Participants in Solicitation


SAMA, Clever Leaves, Holdco and their respective directors, executive officers and other members of their management and employees, under SEC rules, may be deemed to be participants in the solicitation of proxies of SAMA stockholders in connection with the Business Combination. Information regarding the persons who may, under SEC rules, be deemed participants in the solicitation of proxies to SAMA’s stockholders in connection with the Business Combination is set forth in the preliminary proxy statement/prospectus contained in the Registration Statement, and will also be included in the definitive proxy statement/prospectus for the Business Combination when available. Information concerning the interests of SAMA’s and Clever Leaves’ participants in the solicitation, which may, in some cases, be different than those of SAMA’s and Clever Leaves’ equity holders generally, is also set forth in the proxy statement/prospectus contained in the Registration Statement, and will also be included in the definitive proxy statement/prospectus for the Business Combination when available.


Forward Looking Statements

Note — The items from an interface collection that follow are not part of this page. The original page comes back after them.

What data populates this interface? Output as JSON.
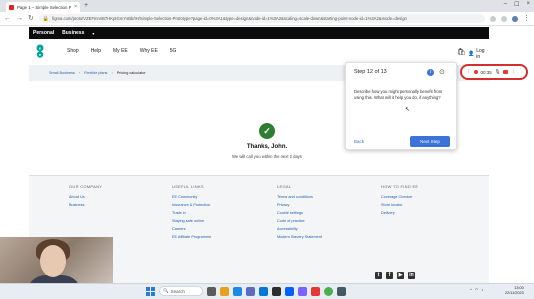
{
  "browser": {
    "tab_title": "Page 1 – Simple Selection Proto...",
    "url": "figma.com/proto/VZEFmnnB7HKptGmYsBb/IH/Simple-Selection-Prototype?page-id=0%3A1&type=design&node-id=1%3A2&scaling=scale-down&starting-point-node-id=1%3A2&mode=design",
    "new_tab": "+"
  },
  "site": {
    "personal": "Personal",
    "business": "Business",
    "nav": [
      "Shop",
      "Help",
      "My EE",
      "Why EE",
      "5G"
    ],
    "login": "Log in",
    "breadcrumbs": [
      "Small Business",
      "Flexible plans",
      "Pricing calculator"
    ]
  },
  "thanks": {
    "title": "Thanks, John.",
    "message": "We will call you within the next 2 days"
  },
  "footer": {
    "columns": [
      {
        "head": "OUR COMPANY",
        "links": [
          "About Us",
          "Business"
        ]
      },
      {
        "head": "USEFUL LINKS",
        "links": [
          "EE Community",
          "Insurance & Protection",
          "Trade in",
          "Staying safe online",
          "Careers",
          "EE Affiliate Programme"
        ]
      },
      {
        "head": "LEGAL",
        "links": [
          "Terms and conditions",
          "Privacy",
          "Cookie settings",
          "Code of practice",
          "Accessibility",
          "Modern Slavery Statement"
        ]
      },
      {
        "head": "HOW TO FIND EE",
        "links": [
          "Coverage Checker",
          "Store locator",
          "Delivery"
        ]
      }
    ]
  },
  "step": {
    "title": "Step 12 of 13",
    "body": "Describe how you might personally benefit from using this. What will it help you do, if anything?",
    "back": "Back",
    "next": "Next Step"
  },
  "recording": {
    "timer": "00:35"
  },
  "taskbar": {
    "search": "Search",
    "time": "13:00",
    "date": "22/11/2023"
  },
  "colors": {
    "ee_black": "#0b0b0b",
    "accent_blue": "#3b73d9",
    "success_green": "#2e7d32",
    "record_red": "#d32f2f"
  }
}
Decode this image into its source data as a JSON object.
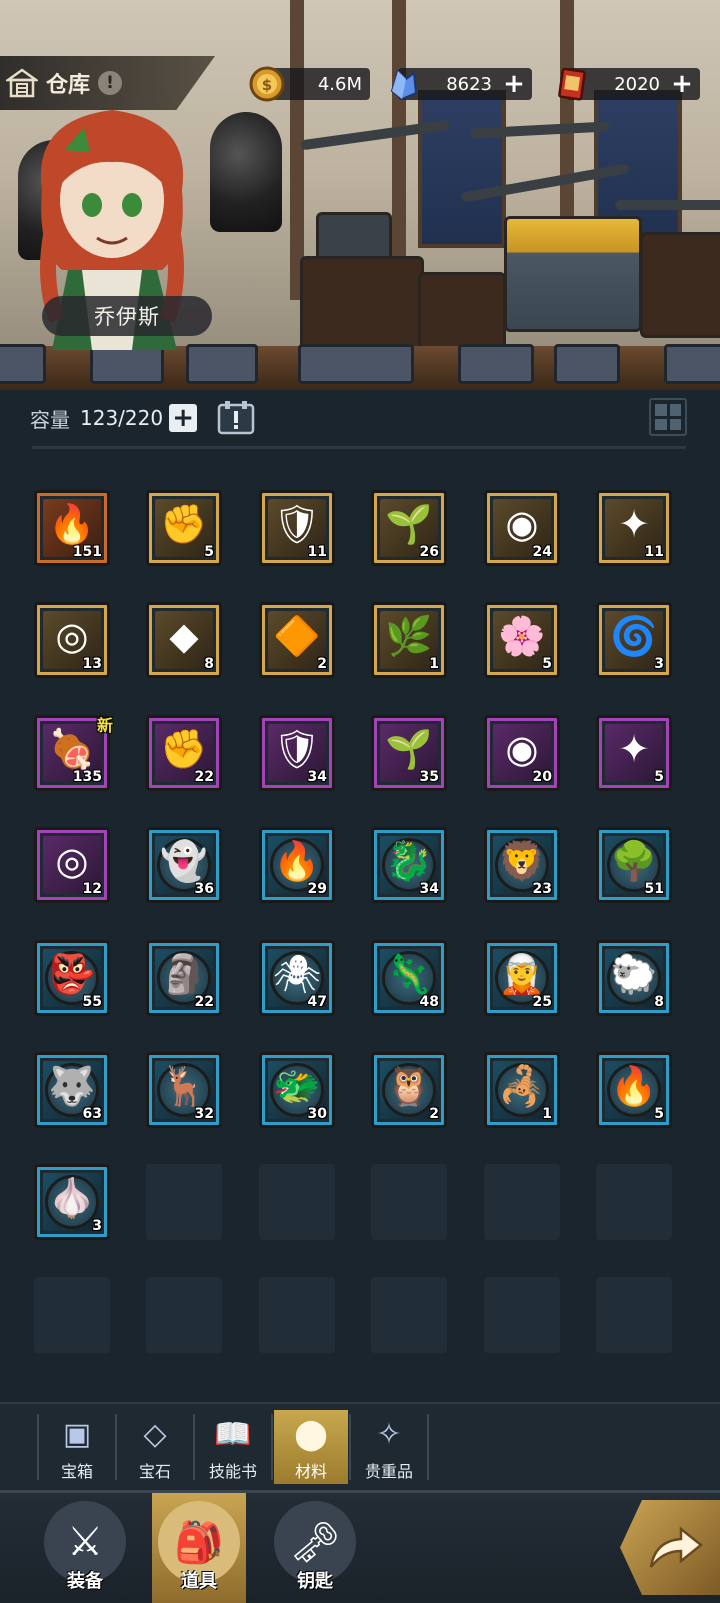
{
  "hero": {
    "name": "乔伊斯"
  },
  "header": {
    "title": "仓库",
    "info_icon": "exclamation-icon",
    "resources": [
      {
        "name": "coin",
        "value": "4.6M",
        "icon": "gold-coin-icon",
        "has_plus": false
      },
      {
        "name": "crystal",
        "value": "8623",
        "icon": "blue-crystal-icon",
        "has_plus": true
      },
      {
        "name": "ticket",
        "value": "2020",
        "icon": "red-ticket-icon",
        "has_plus": true
      }
    ]
  },
  "capacity": {
    "label": "容量",
    "value": "123/220"
  },
  "items": [
    {
      "frame": "orange",
      "glyph": "🔥",
      "qty": "151",
      "icon": "fire-essence-icon"
    },
    {
      "frame": "gold",
      "glyph": "✊",
      "qty": "5",
      "icon": "red-fist-icon"
    },
    {
      "frame": "gold",
      "glyph": "🛡",
      "qty": "11",
      "icon": "blue-shield-icon"
    },
    {
      "frame": "gold",
      "glyph": "🌱",
      "qty": "26",
      "icon": "green-sprout-icon"
    },
    {
      "frame": "gold",
      "glyph": "◉",
      "qty": "24",
      "icon": "purple-orb-icon"
    },
    {
      "frame": "gold",
      "glyph": "✦",
      "qty": "11",
      "icon": "golden-star-icon"
    },
    {
      "frame": "gold",
      "glyph": "◎",
      "qty": "13",
      "icon": "purple-ring-icon"
    },
    {
      "frame": "gold",
      "glyph": "◆",
      "qty": "8",
      "icon": "green-gem-icon"
    },
    {
      "frame": "gold",
      "glyph": "🔶",
      "qty": "2",
      "icon": "amber-crystal-icon"
    },
    {
      "frame": "gold",
      "glyph": "🌿",
      "qty": "1",
      "icon": "leaf-root-icon"
    },
    {
      "frame": "gold",
      "glyph": "🌸",
      "qty": "5",
      "icon": "pink-lotus-icon"
    },
    {
      "frame": "gold",
      "glyph": "🌀",
      "qty": "3",
      "icon": "amber-swirl-icon"
    },
    {
      "frame": "purple",
      "glyph": "🍖",
      "qty": "135",
      "icon": "meat-icon",
      "new": "新"
    },
    {
      "frame": "purple",
      "glyph": "✊",
      "qty": "22",
      "icon": "red-fist-icon"
    },
    {
      "frame": "purple",
      "glyph": "🛡",
      "qty": "34",
      "icon": "blue-shield-icon"
    },
    {
      "frame": "purple",
      "glyph": "🌱",
      "qty": "35",
      "icon": "green-sprout-icon"
    },
    {
      "frame": "purple",
      "glyph": "◉",
      "qty": "20",
      "icon": "purple-orb-icon"
    },
    {
      "frame": "purple",
      "glyph": "✦",
      "qty": "5",
      "icon": "golden-star-icon"
    },
    {
      "frame": "purple",
      "glyph": "◎",
      "qty": "12",
      "icon": "purple-ring-icon"
    },
    {
      "frame": "blue",
      "glyph": "👻",
      "qty": "36",
      "icon": "ghost-portrait-icon",
      "round": true
    },
    {
      "frame": "blue",
      "glyph": "🔥",
      "qty": "29",
      "icon": "fire-beast-portrait-icon",
      "round": true
    },
    {
      "frame": "blue",
      "glyph": "🐉",
      "qty": "34",
      "icon": "ice-dragon-portrait-icon",
      "round": true
    },
    {
      "frame": "blue",
      "glyph": "🦁",
      "qty": "23",
      "icon": "beast-portrait-icon",
      "round": true
    },
    {
      "frame": "blue",
      "glyph": "🌳",
      "qty": "51",
      "icon": "treant-portrait-icon",
      "round": true
    },
    {
      "frame": "blue",
      "glyph": "👺",
      "qty": "55",
      "icon": "green-demon-portrait-icon",
      "round": true
    },
    {
      "frame": "blue",
      "glyph": "🗿",
      "qty": "22",
      "icon": "golem-portrait-icon",
      "round": true
    },
    {
      "frame": "blue",
      "glyph": "🕷",
      "qty": "47",
      "icon": "spider-portrait-icon",
      "round": true
    },
    {
      "frame": "blue",
      "glyph": "🦎",
      "qty": "48",
      "icon": "lizard-portrait-icon",
      "round": true
    },
    {
      "frame": "blue",
      "glyph": "🧝",
      "qty": "25",
      "icon": "elf-portrait-icon",
      "round": true
    },
    {
      "frame": "blue",
      "glyph": "🐑",
      "qty": "8",
      "icon": "white-spirit-portrait-icon",
      "round": true
    },
    {
      "frame": "blue",
      "glyph": "🐺",
      "qty": "63",
      "icon": "shadow-wolf-portrait-icon",
      "round": true
    },
    {
      "frame": "blue",
      "glyph": "🦌",
      "qty": "32",
      "icon": "deer-portrait-icon",
      "round": true
    },
    {
      "frame": "blue",
      "glyph": "🐲",
      "qty": "30",
      "icon": "sea-dragon-portrait-icon",
      "round": true
    },
    {
      "frame": "blue",
      "glyph": "🦉",
      "qty": "2",
      "icon": "owl-portrait-icon",
      "round": true
    },
    {
      "frame": "blue",
      "glyph": "🦂",
      "qty": "1",
      "icon": "mantis-portrait-icon",
      "round": true
    },
    {
      "frame": "blue",
      "glyph": "🔥",
      "qty": "5",
      "icon": "flame-spirit-portrait-icon",
      "round": true
    },
    {
      "frame": "blue",
      "glyph": "🧄",
      "qty": "3",
      "icon": "garlic-portrait-icon",
      "round": true
    }
  ],
  "empty_slots": 11,
  "categories": [
    {
      "label": "宝箱",
      "icon": "chest-icon",
      "glyph": "▣",
      "active": false
    },
    {
      "label": "宝石",
      "icon": "gem-icon",
      "glyph": "◇",
      "active": false
    },
    {
      "label": "技能书",
      "icon": "book-icon",
      "glyph": "📖",
      "active": false
    },
    {
      "label": "材料",
      "icon": "material-icon",
      "glyph": "⬤",
      "active": true
    },
    {
      "label": "贵重品",
      "icon": "valuable-icon",
      "glyph": "✧",
      "active": false
    }
  ],
  "nav": [
    {
      "label": "装备",
      "icon": "sword-icon",
      "glyph": "⚔",
      "active": false
    },
    {
      "label": "道具",
      "icon": "backpack-icon",
      "glyph": "🎒",
      "active": true
    },
    {
      "label": "钥匙",
      "icon": "key-icon",
      "glyph": "🗝",
      "active": false
    }
  ],
  "colors": {
    "background": "#1b252d",
    "frame_orange": "#c96c2a",
    "frame_gold": "#d3a74a",
    "frame_purple": "#a443b9",
    "frame_blue": "#2c9ec8",
    "accent_gold": "#c8a84d"
  }
}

This interview includes forward-looking statements that involve risks and uncertainties. Forward-looking statements are statements that are not historical facts and may be identified by the words “estimates,” “projected,” “expects,” “anticipates,” “forecasts,” “plans,” “intends,” “believes,” “seeks,” “may,” “will,” “should,” “future,” “propose” and variations of these words or similar expressions (or the negative versions of such words or expressions). Such forward-looking statements are subject to risks and uncertainties, which could cause actual results to differ from the forward-looking statements. Factors that may cause such differences include, without limitation, SAMA’s and Clever Leaves’ inability to complete the transactions contemplated by the Business Combination; matters discovered by the parties as they complete their respective due diligence investigation of the other; the inability to recognize the anticipated benefits of the Business Combination, which may be affected by, among other things, the amount of cash available following any redemptions by SAMA stockholders; the ability to meet NASDAQ’s listing standards following the consummation of the Business Combination; costs related to the Business Combination; expectations with respect to future operating and financial performance and growth, including when Clever Leaves or Holdco will become cash flow positive; the timing of the completion of the Business Combination; Clever Leaves’ ability to execute its business plans and strategy and to receive regulatory approvals; potential litigation involving the parties; global economic conditions; geopolitical events, natural disasters, acts of God and pandemics, including, but not limited to, the economic and operational disruptions and other effects of COVID-19; regulatory requirements and changes thereto; access to additional financing; and other risks and uncertainties indicated from time to time in filings with the SEC. Other factors include the possibility that the proposed transaction does not close, including due to the failure to receive required security holder approvals or the failure to satisfy other closing conditions. The foregoing list of factors is not exclusive. Additional information concerning certain of these and other risk factors is contained in SAMA’s most recent filings with the SEC and is contained in the Registration Statement, including the proxy statement/prospectus. All subsequent written and oral forward-looking statements concerning SAMA, Clever Leaves or Holdco, the transactions described herein or other matters and attributable to SAMA, Clever Leaves, Holdco or any person acting on their behalf are expressly qualified in their entirety by the cautionary statements above. Readers are cautioned not to place undue reliance upon any forward-looking statements, which speak only as of the date made. Each of SAMA, Clever Leaves and Holdco expressly disclaims any obligations or undertaking to release publicly any updates or revisions to any forward-looking statements contained herein to reflect any change in their expectations with respect thereto or any change in events, conditions or circumstances on which any statement is based.